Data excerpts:
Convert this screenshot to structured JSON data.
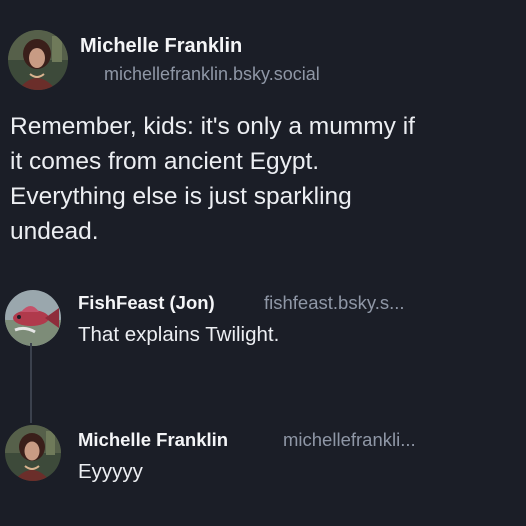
{
  "colors": {
    "background": "#1b1e27",
    "name_text": "#f4f5f7",
    "handle_text": "#8f97a6",
    "body_text": "#eceef2",
    "thread_line": "#3b414d"
  },
  "main_post": {
    "author_name": "Michelle Franklin",
    "author_handle": "michellefranklin.bsky.social",
    "avatar": "michelle-franklin-avatar",
    "text": "Remember, kids: it's only a mummy if\nit comes from ancient Egypt.\nEverything else is just sparkling\nundead."
  },
  "replies": [
    {
      "author_name": "FishFeast (Jon)",
      "author_handle": "fishfeast.bsky.s...",
      "avatar": "fish-avatar",
      "text": "That explains Twilight."
    },
    {
      "author_name": "Michelle Franklin",
      "author_handle": "michellefrankli...",
      "avatar": "michelle-franklin-avatar",
      "text": "Eyyyyy"
    }
  ]
}
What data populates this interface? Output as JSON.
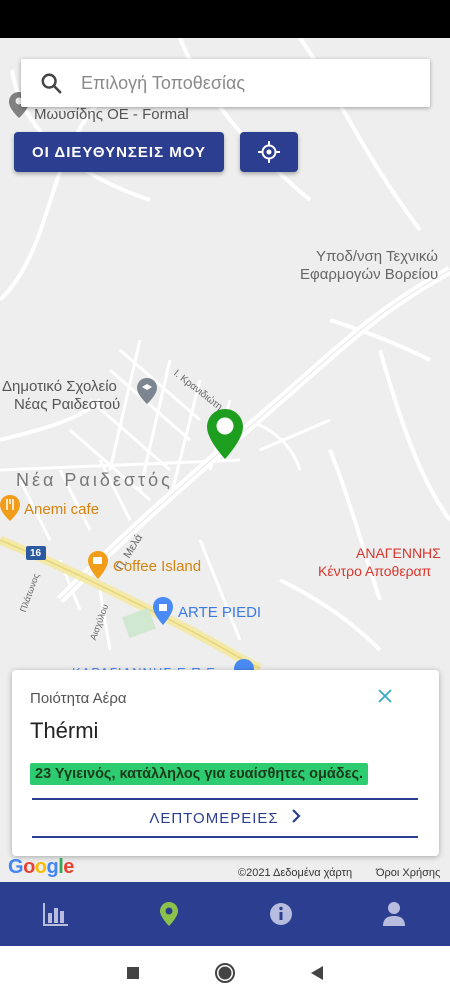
{
  "search": {
    "placeholder": "Επιλογή Τοποθεσίας",
    "icon": "search-icon"
  },
  "buttons": {
    "my_addresses": "ΟΙ ΔΙΕΥΘΥΝΣΕΙΣ ΜΟΥ",
    "my_location_icon": "gps-crosshair-icon"
  },
  "map_labels": {
    "formal": "Μωυσίδης ΟΕ - Formal",
    "tech_school_1": "Υποδ/νση Τεχνικώ",
    "tech_school_2": "Εφαρμογών Βορείου",
    "street_kranidiou": "Ι. Κρανιδιώτη",
    "school_1": "Δημοτικό Σχολείο",
    "school_2": "Νέας Ραιδεστού",
    "town": "Νέα Ραιδεστός",
    "anemi": "Anemi cafe",
    "street_mela": "Π. Μελά",
    "road_number": "16",
    "street_platonos": "Πλάτωνος",
    "coffee": "Coffee Island",
    "anagennisi_1": "ΑΝΑΓΕΝΝΗΣ",
    "anagennisi_2": "Κέντρο Αποθεραπ",
    "street_aischylou": "Αισχύλου",
    "arte": "ARTE PIEDI",
    "hidden_business": "ΚΑΡΑΓΙΑΝΝΗΣ Ε.Π.Ε."
  },
  "card": {
    "label": "Ποιότητα Αέρα",
    "city": "Thérmi",
    "aq_value": "23",
    "aq_text": "Υγιεινός, κατάλληλος για ευαίσθητες ομάδες.",
    "aq_color": "#2ecc71",
    "details_button": "ΛΕΠΤΟΜΕΡΕΙΕΣ"
  },
  "map_footer": {
    "logo": "Google",
    "credits": "©2021 Δεδομένα χάρτη",
    "terms": "Όροι Χρήσης"
  },
  "bottom_nav": [
    {
      "icon": "bar-chart-icon",
      "active": false
    },
    {
      "icon": "location-pin-icon",
      "active": true
    },
    {
      "icon": "info-icon",
      "active": false
    },
    {
      "icon": "person-icon",
      "active": false
    }
  ],
  "system_nav": [
    "recents-square-icon",
    "home-circle-icon",
    "back-triangle-icon"
  ],
  "colors": {
    "primary": "#2c3e8f",
    "marker": "#1e9e1e",
    "active_nav": "#8bc34a",
    "badge": "#2ecc71"
  }
}
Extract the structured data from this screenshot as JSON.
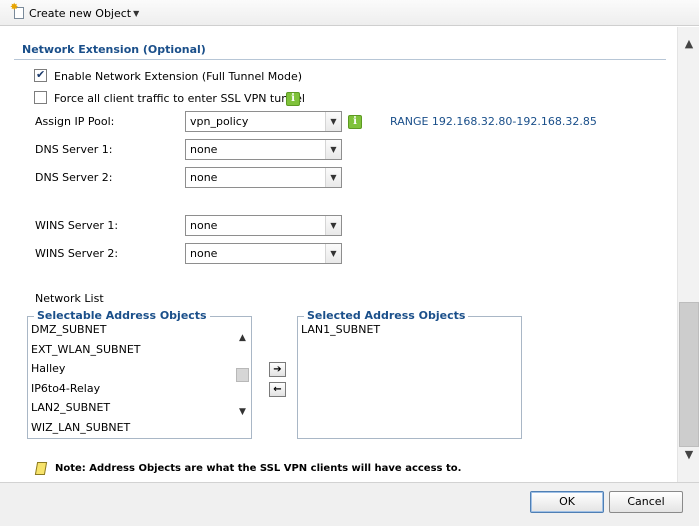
{
  "toolbar": {
    "create_label": "Create new Object"
  },
  "section": {
    "title": "Network Extension (Optional)"
  },
  "options": {
    "enable_network_extension": {
      "label": "Enable Network Extension (Full Tunnel Mode)",
      "checked": true
    },
    "force_all_traffic": {
      "label": "Force all client traffic to enter SSL VPN tunnel",
      "checked": false
    }
  },
  "fields": {
    "assign_ip_pool": {
      "label": "Assign IP Pool:",
      "value": "vpn_policy"
    },
    "range_text": "RANGE 192.168.32.80-192.168.32.85",
    "dns1": {
      "label": "DNS Server 1:",
      "value": "none"
    },
    "dns2": {
      "label": "DNS Server 2:",
      "value": "none"
    },
    "wins1": {
      "label": "WINS Server 1:",
      "value": "none"
    },
    "wins2": {
      "label": "WINS Server 2:",
      "value": "none"
    }
  },
  "network_list": {
    "label": "Network List",
    "selectable": {
      "legend": "Selectable Address Objects",
      "items": [
        "DMZ_SUBNET",
        "EXT_WLAN_SUBNET",
        "Halley",
        "IP6to4-Relay",
        "LAN2_SUBNET",
        "WIZ_LAN_SUBNET"
      ]
    },
    "selected": {
      "legend": "Selected Address Objects",
      "items": [
        "LAN1_SUBNET"
      ]
    }
  },
  "note": "Note: Address Objects are what the SSL VPN clients will have access to.",
  "buttons": {
    "ok": "OK",
    "cancel": "Cancel"
  },
  "icons": {
    "info": "i",
    "right_arrow": "➔",
    "left_arrow": "←",
    "dropdown": "▼",
    "scroll_up": "▲",
    "scroll_down": "▼"
  }
}
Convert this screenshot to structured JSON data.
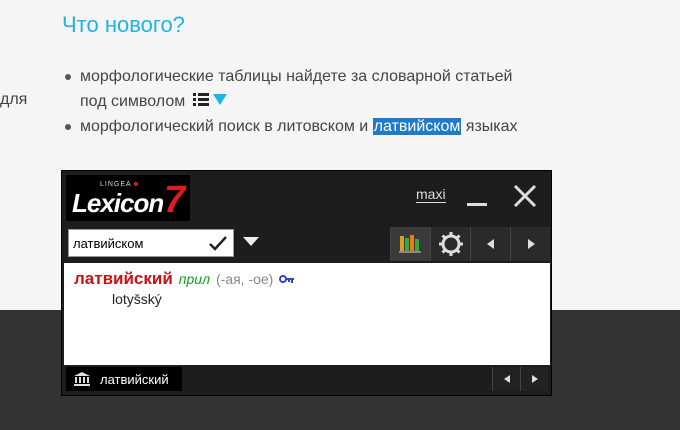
{
  "page": {
    "heading": "Что нового?",
    "cut_text": "для",
    "bullets": {
      "item1_text": "морфологические таблицы найдете за словарной статьей под символом",
      "item1_symbol_icon": "list-arrow-icon",
      "item2_before": "морфологический поиск в литовском и ",
      "item2_highlight": "латвийском",
      "item2_after": " языках"
    }
  },
  "lexicon": {
    "logo_small": "LINGEA",
    "logo_brand": "Lexicon",
    "logo_version": "7",
    "maxi_label": "maxi",
    "search": {
      "value": "латвийском"
    },
    "entry": {
      "headword": "латвийский",
      "pos": "прил",
      "forms": "(-ая, -ое)",
      "translation": "lotyšský"
    },
    "history": {
      "word": "латвийский"
    },
    "colors": {
      "accent_red": "#e21b1b",
      "headword": "#cc1111",
      "pos": "#1a9c1a",
      "highlight": "#1f7bc8",
      "heading": "#1fb3e8"
    }
  }
}
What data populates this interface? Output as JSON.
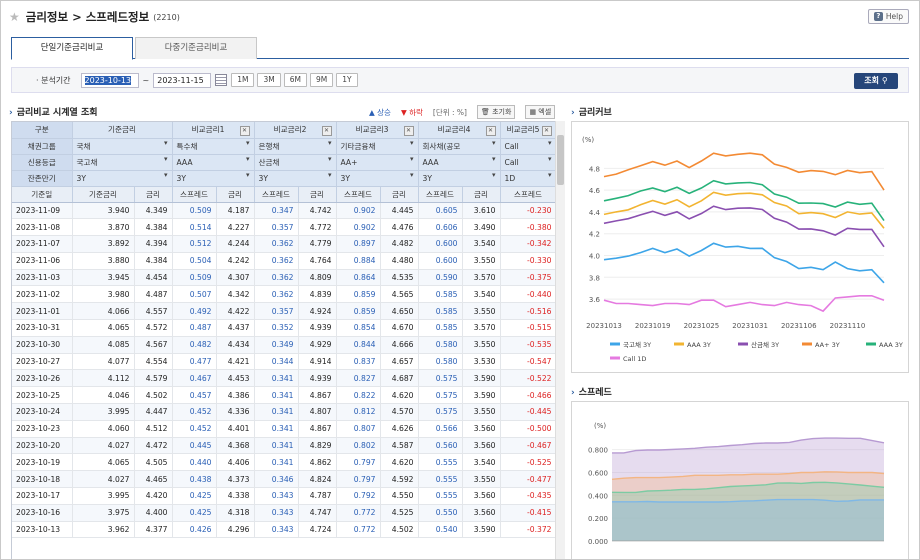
{
  "header": {
    "title": "금리정보 > 스프레드정보",
    "code": "(2210)",
    "help": "Help"
  },
  "tabs": [
    "단일기준금리비교",
    "다중기준금리비교"
  ],
  "filter": {
    "label": "· 분석기간",
    "from": "2023-10-13",
    "sep": "~",
    "to": "2023-11-15",
    "periods": [
      "1M",
      "3M",
      "6M",
      "9M",
      "1Y"
    ],
    "search": "조회"
  },
  "left": {
    "title": "금리비교 시계열 조회",
    "up": "▲ 상승",
    "down": "▼ 하락",
    "unit": "[단위 : %]",
    "reset": "초기화",
    "excel": "엑셀"
  },
  "grid": {
    "hdr1": [
      "구분",
      "기준금리",
      "비교금리1",
      "비교금리2",
      "비교금리3",
      "비교금리4",
      "비교금리5"
    ],
    "hdr2": [
      "채권그룹",
      "국채",
      "특수채",
      "은행채",
      "기타금융채",
      "회사채(공모",
      "Call"
    ],
    "hdr3": [
      "신용등급",
      "국고채",
      "AAA",
      "산금채",
      "AA+",
      "AAA",
      "Call"
    ],
    "hdr4": [
      "잔존만기",
      "3Y",
      "3Y",
      "3Y",
      "3Y",
      "3Y",
      "1D"
    ],
    "colh": [
      "기준일",
      "기준금리",
      "금리",
      "스프레드",
      "금리",
      "스프레드",
      "금리",
      "스프레드",
      "금리",
      "스프레드",
      "금리",
      "스프레드"
    ],
    "rows": [
      [
        "2023-11-09",
        "3.940",
        "4.349",
        "0.509",
        "4.187",
        "0.347",
        "4.742",
        "0.902",
        "4.445",
        "0.605",
        "3.610",
        "-0.230"
      ],
      [
        "2023-11-08",
        "3.870",
        "4.384",
        "0.514",
        "4.227",
        "0.357",
        "4.772",
        "0.902",
        "4.476",
        "0.606",
        "3.490",
        "-0.380"
      ],
      [
        "2023-11-07",
        "3.892",
        "4.394",
        "0.512",
        "4.244",
        "0.362",
        "4.779",
        "0.897",
        "4.482",
        "0.600",
        "3.540",
        "-0.342"
      ],
      [
        "2023-11-06",
        "3.880",
        "4.384",
        "0.504",
        "4.242",
        "0.362",
        "4.764",
        "0.884",
        "4.480",
        "0.600",
        "3.550",
        "-0.330"
      ],
      [
        "2023-11-03",
        "3.945",
        "4.454",
        "0.509",
        "4.307",
        "0.362",
        "4.809",
        "0.864",
        "4.535",
        "0.590",
        "3.570",
        "-0.375"
      ],
      [
        "2023-11-02",
        "3.980",
        "4.487",
        "0.507",
        "4.342",
        "0.362",
        "4.839",
        "0.859",
        "4.565",
        "0.585",
        "3.540",
        "-0.440"
      ],
      [
        "2023-11-01",
        "4.066",
        "4.557",
        "0.492",
        "4.422",
        "0.357",
        "4.924",
        "0.859",
        "4.650",
        "0.585",
        "3.550",
        "-0.516"
      ],
      [
        "2023-10-31",
        "4.065",
        "4.572",
        "0.487",
        "4.437",
        "0.352",
        "4.939",
        "0.854",
        "4.670",
        "0.585",
        "3.570",
        "-0.515"
      ],
      [
        "2023-10-30",
        "4.085",
        "4.567",
        "0.482",
        "4.434",
        "0.349",
        "4.929",
        "0.844",
        "4.666",
        "0.580",
        "3.550",
        "-0.535"
      ],
      [
        "2023-10-27",
        "4.077",
        "4.554",
        "0.477",
        "4.421",
        "0.344",
        "4.914",
        "0.837",
        "4.657",
        "0.580",
        "3.530",
        "-0.547"
      ],
      [
        "2023-10-26",
        "4.112",
        "4.579",
        "0.467",
        "4.453",
        "0.341",
        "4.939",
        "0.827",
        "4.687",
        "0.575",
        "3.590",
        "-0.522"
      ],
      [
        "2023-10-25",
        "4.046",
        "4.502",
        "0.457",
        "4.386",
        "0.341",
        "4.867",
        "0.822",
        "4.620",
        "0.575",
        "3.590",
        "-0.466"
      ],
      [
        "2023-10-24",
        "3.995",
        "4.447",
        "0.452",
        "4.336",
        "0.341",
        "4.807",
        "0.812",
        "4.570",
        "0.575",
        "3.550",
        "-0.445"
      ],
      [
        "2023-10-23",
        "4.060",
        "4.512",
        "0.452",
        "4.401",
        "0.341",
        "4.867",
        "0.807",
        "4.626",
        "0.566",
        "3.560",
        "-0.500"
      ],
      [
        "2023-10-20",
        "4.027",
        "4.472",
        "0.445",
        "4.368",
        "0.341",
        "4.829",
        "0.802",
        "4.587",
        "0.560",
        "3.560",
        "-0.467"
      ],
      [
        "2023-10-19",
        "4.065",
        "4.505",
        "0.440",
        "4.406",
        "0.341",
        "4.862",
        "0.797",
        "4.620",
        "0.555",
        "3.540",
        "-0.525"
      ],
      [
        "2023-10-18",
        "4.027",
        "4.465",
        "0.438",
        "4.373",
        "0.346",
        "4.824",
        "0.797",
        "4.592",
        "0.555",
        "3.550",
        "-0.477"
      ],
      [
        "2023-10-17",
        "3.995",
        "4.420",
        "0.425",
        "4.338",
        "0.343",
        "4.787",
        "0.792",
        "4.550",
        "0.555",
        "3.560",
        "-0.435"
      ],
      [
        "2023-10-16",
        "3.975",
        "4.400",
        "0.425",
        "4.318",
        "0.343",
        "4.747",
        "0.772",
        "4.525",
        "0.550",
        "3.560",
        "-0.415"
      ],
      [
        "2023-10-13",
        "3.962",
        "4.377",
        "0.426",
        "4.296",
        "0.343",
        "4.724",
        "0.772",
        "4.502",
        "0.540",
        "3.590",
        "-0.372"
      ]
    ]
  },
  "curve": {
    "title": "금리커브",
    "yunit": "(%)"
  },
  "spread": {
    "title": "스프레드",
    "yunit": "(%)"
  },
  "chart_data": [
    {
      "type": "line",
      "x": [
        "20231013",
        "20231016",
        "20231017",
        "20231018",
        "20231019",
        "20231020",
        "20231023",
        "20231024",
        "20231025",
        "20231026",
        "20231027",
        "20231030",
        "20231031",
        "20231101",
        "20231102",
        "20231103",
        "20231106",
        "20231107",
        "20231108",
        "20231109",
        "20231110",
        "20231113",
        "20231114",
        "20231115"
      ],
      "xticks": [
        "20231013",
        "20231019",
        "20231025",
        "20231031",
        "20231106",
        "20231110"
      ],
      "yticks": [
        "3.6",
        "3.8",
        "4.0",
        "4.2",
        "4.4",
        "4.6",
        "4.8"
      ],
      "ylim": [
        3.5,
        4.95
      ],
      "series": [
        {
          "name": "국고채 3Y",
          "color": "#3da5e8",
          "values": [
            3.962,
            3.975,
            3.995,
            4.027,
            4.065,
            4.027,
            4.06,
            3.995,
            4.046,
            4.112,
            4.077,
            4.085,
            4.065,
            4.066,
            3.98,
            3.945,
            3.88,
            3.892,
            3.87,
            3.94,
            3.88,
            3.86,
            3.87,
            3.75
          ]
        },
        {
          "name": "AAA 3Y",
          "color": "#f2b431",
          "values": [
            4.377,
            4.4,
            4.42,
            4.465,
            4.505,
            4.472,
            4.512,
            4.447,
            4.502,
            4.579,
            4.554,
            4.567,
            4.572,
            4.557,
            4.487,
            4.454,
            4.384,
            4.394,
            4.384,
            4.349,
            4.4,
            4.38,
            4.39,
            4.25
          ]
        },
        {
          "name": "산금채 3Y",
          "color": "#8a4fb0",
          "values": [
            4.296,
            4.318,
            4.338,
            4.373,
            4.406,
            4.368,
            4.401,
            4.336,
            4.386,
            4.453,
            4.421,
            4.434,
            4.437,
            4.422,
            4.342,
            4.307,
            4.242,
            4.244,
            4.227,
            4.187,
            4.25,
            4.24,
            4.24,
            4.08
          ]
        },
        {
          "name": "AA+ 3Y",
          "color": "#f38a33",
          "values": [
            4.724,
            4.747,
            4.787,
            4.824,
            4.862,
            4.829,
            4.867,
            4.807,
            4.867,
            4.939,
            4.914,
            4.929,
            4.939,
            4.924,
            4.839,
            4.809,
            4.764,
            4.779,
            4.772,
            4.742,
            4.78,
            4.76,
            4.77,
            4.6
          ]
        },
        {
          "name": "AAA 3Y",
          "color": "#27b27a",
          "values": [
            4.502,
            4.525,
            4.55,
            4.592,
            4.62,
            4.587,
            4.626,
            4.57,
            4.62,
            4.687,
            4.657,
            4.666,
            4.67,
            4.65,
            4.565,
            4.535,
            4.48,
            4.482,
            4.476,
            4.445,
            4.49,
            4.47,
            4.48,
            4.32
          ]
        },
        {
          "name": "Call 1D",
          "color": "#e57ae0",
          "values": [
            3.59,
            3.56,
            3.56,
            3.55,
            3.54,
            3.56,
            3.56,
            3.55,
            3.59,
            3.59,
            3.53,
            3.55,
            3.57,
            3.55,
            3.54,
            3.57,
            3.55,
            3.54,
            3.49,
            3.61,
            3.62,
            3.63,
            3.63,
            3.59
          ]
        }
      ]
    },
    {
      "type": "area",
      "yticks": [
        "0.800",
        "0.600",
        "0.400",
        "0.200",
        "0.000",
        "-0.200"
      ],
      "ylim": [
        -0.22,
        0.92
      ],
      "series": [
        {
          "name": "AA+ 3Y",
          "color": "#b79ad2",
          "values": [
            0.772,
            0.772,
            0.792,
            0.797,
            0.797,
            0.802,
            0.807,
            0.812,
            0.822,
            0.827,
            0.837,
            0.844,
            0.854,
            0.859,
            0.859,
            0.864,
            0.884,
            0.897,
            0.902,
            0.902,
            0.9,
            0.9,
            0.88,
            0.86
          ]
        },
        {
          "name": "AAA 3Y",
          "color": "#f3b583",
          "values": [
            0.54,
            0.55,
            0.555,
            0.555,
            0.555,
            0.56,
            0.566,
            0.575,
            0.575,
            0.575,
            0.58,
            0.58,
            0.585,
            0.585,
            0.585,
            0.59,
            0.6,
            0.6,
            0.606,
            0.605,
            0.6,
            0.6,
            0.6,
            0.59
          ]
        },
        {
          "name": "AAA 3Y",
          "color": "#7ccba3",
          "values": [
            0.426,
            0.425,
            0.425,
            0.438,
            0.44,
            0.445,
            0.452,
            0.452,
            0.457,
            0.467,
            0.477,
            0.482,
            0.487,
            0.492,
            0.507,
            0.509,
            0.504,
            0.512,
            0.514,
            0.509,
            0.5,
            0.49,
            0.48,
            0.47
          ]
        },
        {
          "name": "산금채 3Y",
          "color": "#7fb8e6",
          "values": [
            0.343,
            0.343,
            0.343,
            0.346,
            0.341,
            0.341,
            0.341,
            0.341,
            0.341,
            0.341,
            0.344,
            0.349,
            0.352,
            0.357,
            0.362,
            0.362,
            0.362,
            0.362,
            0.357,
            0.347,
            0.35,
            0.36,
            0.36,
            0.36
          ]
        }
      ]
    }
  ]
}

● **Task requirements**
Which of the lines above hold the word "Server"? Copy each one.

● **Answer to the problem**
      "label": "DNS Server 1:",
      "label": "DNS Server 2:",
      "label": "WINS Server 1:",
      "label": "WINS Server 2:",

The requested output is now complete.